C.S. Lewis wrote:
"The waking world is judged more real because it can contain the dreaming world; the dreaming world is judged less real because it cannot contain the waking one. For the same reason I am certain that in passing from the scientific points of view to the theological, I have passed from dream to waking. Christian theology can fit in science, art, morality, and the sub-Christian religions. The scientific point of view cannot fit in any of these things, not even science itself. I believe in Christianity as I believe that the Sun has risen, not only because I see it, but because by it I see everything else." ("Is Theology Poetry," in The Weight of Glory)
I think there are a number of directions we can go with this quote. First, note that this is the kind of thinking that makes postmoderns feel like they've just contracted the swine flu. I'll explain more below. Second, I think it would be fruitful to compare Lewis here with Alvin Plantinga's work on noetic frameworks and warranted belief, or tie what Lewis is saying in with the logic of what is called "inference to the best explanation." Third, we could also relate what Lewis is saying, I think, to N.T. Wright's work on the authority of the Bible as expressed in his wonderful little book The Last Word: Scripture and the Authority of God--Getting Beyond the Bible Wars. Here's a little bit about how Wright furthers the kind of thing Lewis is saying.
For Wright, the Bible tells a "remarkably consistent story about God’s plan to restore the world back to God." Despite its many literary genres, the Bible can as a whole be described as “story,” or narrative. It is not primarily a “list of rules” nor a “compendium of true doctrines,” though the texts do include rules and doctrines. When Wright says “We must let the Bible be the Bible,” he means to say that, primarily, the Bible is "narrative." Pause here please. The biblical story stakes a claim to authoritativeness primarily as the Grand Narrative, the meta-narrative, by which all other sub-narratives are understood.
Wright says that we must talk about "the biblical narrative" and then ask the question, "Does the biblical narrative best explain the way things are?" Wright’s answer is: yes. Therefore the Bible is not merely a human story that reflects the beliefs and experiences of ancient communities. It functions authoritatively today. As Lewis, who was very fond of narrative himself, might say: "By it I see everything else." The biblical narrative a meta-narrative; i.e., a transcendent narrative that encompasses, e.g., the scientific narrative, whereas the scientific narrative does not encompass the biblical narrative.
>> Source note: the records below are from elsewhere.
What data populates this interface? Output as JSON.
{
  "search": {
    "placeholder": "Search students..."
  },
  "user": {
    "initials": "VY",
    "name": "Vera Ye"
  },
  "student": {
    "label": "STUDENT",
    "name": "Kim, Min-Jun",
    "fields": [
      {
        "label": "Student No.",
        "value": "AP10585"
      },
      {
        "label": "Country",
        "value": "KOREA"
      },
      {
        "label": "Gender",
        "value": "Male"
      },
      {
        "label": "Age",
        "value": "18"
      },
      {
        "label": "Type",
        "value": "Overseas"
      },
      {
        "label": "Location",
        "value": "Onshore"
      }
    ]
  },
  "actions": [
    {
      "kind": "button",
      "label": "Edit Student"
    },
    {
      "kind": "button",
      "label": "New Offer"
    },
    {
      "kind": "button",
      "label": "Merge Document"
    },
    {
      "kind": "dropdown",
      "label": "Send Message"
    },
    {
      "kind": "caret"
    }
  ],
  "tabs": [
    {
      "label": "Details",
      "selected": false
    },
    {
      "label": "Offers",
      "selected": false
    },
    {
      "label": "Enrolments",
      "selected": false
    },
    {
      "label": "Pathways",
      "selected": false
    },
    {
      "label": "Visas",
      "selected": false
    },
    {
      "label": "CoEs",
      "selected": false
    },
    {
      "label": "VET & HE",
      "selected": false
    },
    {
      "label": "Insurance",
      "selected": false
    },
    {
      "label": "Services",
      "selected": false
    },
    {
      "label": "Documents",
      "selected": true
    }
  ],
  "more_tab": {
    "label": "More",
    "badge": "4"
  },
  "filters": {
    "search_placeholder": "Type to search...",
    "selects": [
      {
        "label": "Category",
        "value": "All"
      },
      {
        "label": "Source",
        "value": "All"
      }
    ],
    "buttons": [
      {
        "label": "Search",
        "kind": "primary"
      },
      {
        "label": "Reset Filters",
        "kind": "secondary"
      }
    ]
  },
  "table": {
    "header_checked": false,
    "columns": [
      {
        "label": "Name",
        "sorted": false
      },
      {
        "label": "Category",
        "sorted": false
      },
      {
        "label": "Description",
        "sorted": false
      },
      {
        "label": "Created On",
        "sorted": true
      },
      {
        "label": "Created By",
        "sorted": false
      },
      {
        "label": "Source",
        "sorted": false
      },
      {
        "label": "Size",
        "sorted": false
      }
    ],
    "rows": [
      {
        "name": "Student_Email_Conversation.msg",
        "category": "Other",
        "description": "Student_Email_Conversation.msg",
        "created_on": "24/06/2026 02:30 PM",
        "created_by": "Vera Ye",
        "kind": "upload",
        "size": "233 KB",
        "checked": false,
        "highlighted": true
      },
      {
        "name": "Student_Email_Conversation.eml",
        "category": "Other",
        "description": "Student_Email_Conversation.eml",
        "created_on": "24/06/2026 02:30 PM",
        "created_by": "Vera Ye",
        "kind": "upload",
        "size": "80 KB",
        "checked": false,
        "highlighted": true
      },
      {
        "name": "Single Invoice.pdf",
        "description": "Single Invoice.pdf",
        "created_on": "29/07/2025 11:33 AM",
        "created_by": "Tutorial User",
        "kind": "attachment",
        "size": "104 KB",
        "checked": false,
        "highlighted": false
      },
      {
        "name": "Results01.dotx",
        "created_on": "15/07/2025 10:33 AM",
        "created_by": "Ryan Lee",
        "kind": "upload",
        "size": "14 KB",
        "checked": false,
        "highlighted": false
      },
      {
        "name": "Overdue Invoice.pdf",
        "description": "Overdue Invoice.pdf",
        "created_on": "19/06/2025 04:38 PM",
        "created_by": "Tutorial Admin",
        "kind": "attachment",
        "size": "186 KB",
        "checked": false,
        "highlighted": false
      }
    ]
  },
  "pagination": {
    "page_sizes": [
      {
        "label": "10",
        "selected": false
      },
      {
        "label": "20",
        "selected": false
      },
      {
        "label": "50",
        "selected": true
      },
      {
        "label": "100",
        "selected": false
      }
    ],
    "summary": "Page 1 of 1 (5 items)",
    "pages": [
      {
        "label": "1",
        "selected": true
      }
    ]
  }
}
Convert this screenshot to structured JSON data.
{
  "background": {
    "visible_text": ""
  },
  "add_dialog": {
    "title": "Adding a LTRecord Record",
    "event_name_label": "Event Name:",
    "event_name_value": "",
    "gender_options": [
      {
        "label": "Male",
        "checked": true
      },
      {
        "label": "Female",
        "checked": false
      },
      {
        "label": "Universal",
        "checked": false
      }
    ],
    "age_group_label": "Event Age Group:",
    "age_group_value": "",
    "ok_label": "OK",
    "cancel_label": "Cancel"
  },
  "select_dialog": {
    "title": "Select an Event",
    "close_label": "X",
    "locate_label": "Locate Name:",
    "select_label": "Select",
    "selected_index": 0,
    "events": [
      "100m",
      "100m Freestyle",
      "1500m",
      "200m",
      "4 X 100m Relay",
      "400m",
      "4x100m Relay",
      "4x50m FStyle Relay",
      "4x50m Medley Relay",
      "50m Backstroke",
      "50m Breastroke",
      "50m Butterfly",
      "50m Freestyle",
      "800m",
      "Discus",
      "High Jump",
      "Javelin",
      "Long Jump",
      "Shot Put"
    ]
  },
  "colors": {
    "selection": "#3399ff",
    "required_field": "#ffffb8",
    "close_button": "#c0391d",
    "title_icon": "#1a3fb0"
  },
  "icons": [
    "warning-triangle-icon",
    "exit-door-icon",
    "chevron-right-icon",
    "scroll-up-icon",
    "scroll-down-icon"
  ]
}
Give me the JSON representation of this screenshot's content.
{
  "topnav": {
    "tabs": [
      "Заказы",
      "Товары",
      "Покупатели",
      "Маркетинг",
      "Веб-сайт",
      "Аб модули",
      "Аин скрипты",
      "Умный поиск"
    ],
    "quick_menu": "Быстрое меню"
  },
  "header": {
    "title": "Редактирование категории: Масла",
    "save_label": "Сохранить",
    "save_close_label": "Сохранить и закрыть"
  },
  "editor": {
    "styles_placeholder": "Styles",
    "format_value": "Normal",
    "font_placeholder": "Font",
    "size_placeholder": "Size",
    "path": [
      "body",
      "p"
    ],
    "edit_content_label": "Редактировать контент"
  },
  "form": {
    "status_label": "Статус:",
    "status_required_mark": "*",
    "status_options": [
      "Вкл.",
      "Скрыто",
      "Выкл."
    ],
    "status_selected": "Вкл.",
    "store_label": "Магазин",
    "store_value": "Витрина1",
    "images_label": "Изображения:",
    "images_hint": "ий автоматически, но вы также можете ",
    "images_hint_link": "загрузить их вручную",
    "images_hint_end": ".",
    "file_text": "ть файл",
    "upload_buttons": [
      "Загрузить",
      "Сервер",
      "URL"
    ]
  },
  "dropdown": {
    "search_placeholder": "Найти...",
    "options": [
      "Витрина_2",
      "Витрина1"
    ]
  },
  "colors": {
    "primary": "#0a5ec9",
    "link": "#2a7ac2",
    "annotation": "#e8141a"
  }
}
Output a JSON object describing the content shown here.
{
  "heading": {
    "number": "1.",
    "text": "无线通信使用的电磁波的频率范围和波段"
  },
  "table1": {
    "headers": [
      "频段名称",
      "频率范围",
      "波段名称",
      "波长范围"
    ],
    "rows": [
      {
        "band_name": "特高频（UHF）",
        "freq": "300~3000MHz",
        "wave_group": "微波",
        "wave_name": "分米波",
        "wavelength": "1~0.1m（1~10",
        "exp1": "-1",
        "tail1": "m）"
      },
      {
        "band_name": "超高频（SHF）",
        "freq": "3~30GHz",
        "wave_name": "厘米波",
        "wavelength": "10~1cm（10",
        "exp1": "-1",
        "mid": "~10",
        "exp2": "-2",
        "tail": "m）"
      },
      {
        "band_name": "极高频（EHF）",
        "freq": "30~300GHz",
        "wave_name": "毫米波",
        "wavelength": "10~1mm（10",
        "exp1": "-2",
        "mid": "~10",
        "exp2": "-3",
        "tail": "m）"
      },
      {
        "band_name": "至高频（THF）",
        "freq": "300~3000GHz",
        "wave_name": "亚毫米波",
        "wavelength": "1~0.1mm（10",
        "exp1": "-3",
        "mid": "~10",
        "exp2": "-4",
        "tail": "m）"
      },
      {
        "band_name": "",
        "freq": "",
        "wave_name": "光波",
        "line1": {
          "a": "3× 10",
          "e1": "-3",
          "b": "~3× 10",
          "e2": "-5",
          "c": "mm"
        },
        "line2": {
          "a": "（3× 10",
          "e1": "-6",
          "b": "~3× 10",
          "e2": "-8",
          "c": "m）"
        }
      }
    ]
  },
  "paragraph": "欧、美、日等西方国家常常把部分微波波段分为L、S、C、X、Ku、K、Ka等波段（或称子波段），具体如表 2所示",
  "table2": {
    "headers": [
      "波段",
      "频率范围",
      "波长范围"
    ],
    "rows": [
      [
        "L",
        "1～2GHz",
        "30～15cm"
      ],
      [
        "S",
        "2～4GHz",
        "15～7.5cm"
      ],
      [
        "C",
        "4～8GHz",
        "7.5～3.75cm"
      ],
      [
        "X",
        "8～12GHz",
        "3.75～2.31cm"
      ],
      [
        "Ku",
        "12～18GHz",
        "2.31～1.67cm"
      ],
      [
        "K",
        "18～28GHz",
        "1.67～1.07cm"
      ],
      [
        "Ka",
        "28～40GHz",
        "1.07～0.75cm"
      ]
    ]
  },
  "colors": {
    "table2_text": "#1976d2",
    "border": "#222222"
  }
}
When Lewis says "the scientific point of view cannot fit in any of these things, not even science itself," this means that the scientific point of view cannot be the metanarrative by which we view all things.
Both Lewis, and Wright, are questing for a metanarrative that makes sense of all experience. "Science" is not that metanarrative and cannot in principle be that metanarrative precisely because "value" is not contained therein.
Now note that this kind of talk essentially, fundamentally, conflicts with current postmodern thinking. Lewis and Wright call us away from the postmodern rejection of metanarratives (see, e.g., Jean Francois Lyotard) back to "grand narratives" that explain all of life. Because we live in postmodern times, we must realize that there is increasing suspicion of the possibility of a grand narrative which, by it, "we see everything else" (Lewis). Indeed, this postmodern idea has taken such root in North America and Europe that it now largely functions as the prevailing controlling narrative, especially in the culture of the university.
Wright is resurrecting the hope of a grand narrative. That, essentially, is what the Bible is and therein, essentially, lies its authority. The Judeo-Christian Scriptures were formed in a grand-narrative world. The question then becomes: how do we adjudicate between competing meta-narratives?
First, it seems important to understand what the options are, and then, what each one claims. For example, in preparation for my trip to Bangkok next week I am immersing myself in Theravada Buddhism studies so as to better understand it's meta-narrative role. My entrance into that competing meta-narrative world will, hopefully, give me a greater understanding of the Buddhist claim to interpret all of reality.
To help us understand the Judeo-Christian-theist grand narrative Wright speaks of Christian Scripture as a "five act play." He says: “The story of the Bible, and the power that it possesses, is a better story than any of the power games that we play in our world. We must tell this story, and let it exercise its power in the world. And that is the task of the whole church.”
I am now thinking of Jesus' profound claim of John 14:6 - "I am the way, and the truth, and the life; no one comes to the Father but by me." If that's not an invitation to dwell in a grand narrative I don't know what is! That enrages the postmodernist because it's so marginalizing. What can we say?
Here I would suggest that postmodernism does not itself escape meta-narrativistic thinking and, ipso facto, also marginalizes. The postmodernism of, e.g., a Lyotard, rejects grand narratives in favor of Wittgensteinian "little narratives." "By fragmenting life into a thousand localized roles, each with their particular contexts for judging actions and knowledge, we avoid the need for meta-narratives." (see here) But I need a metanarrative. I need a "Sun by which to see all things." And I am suspicious of the postmodern claim that it has escaped the marginalizing results it so despises. By its Sun, I see very little.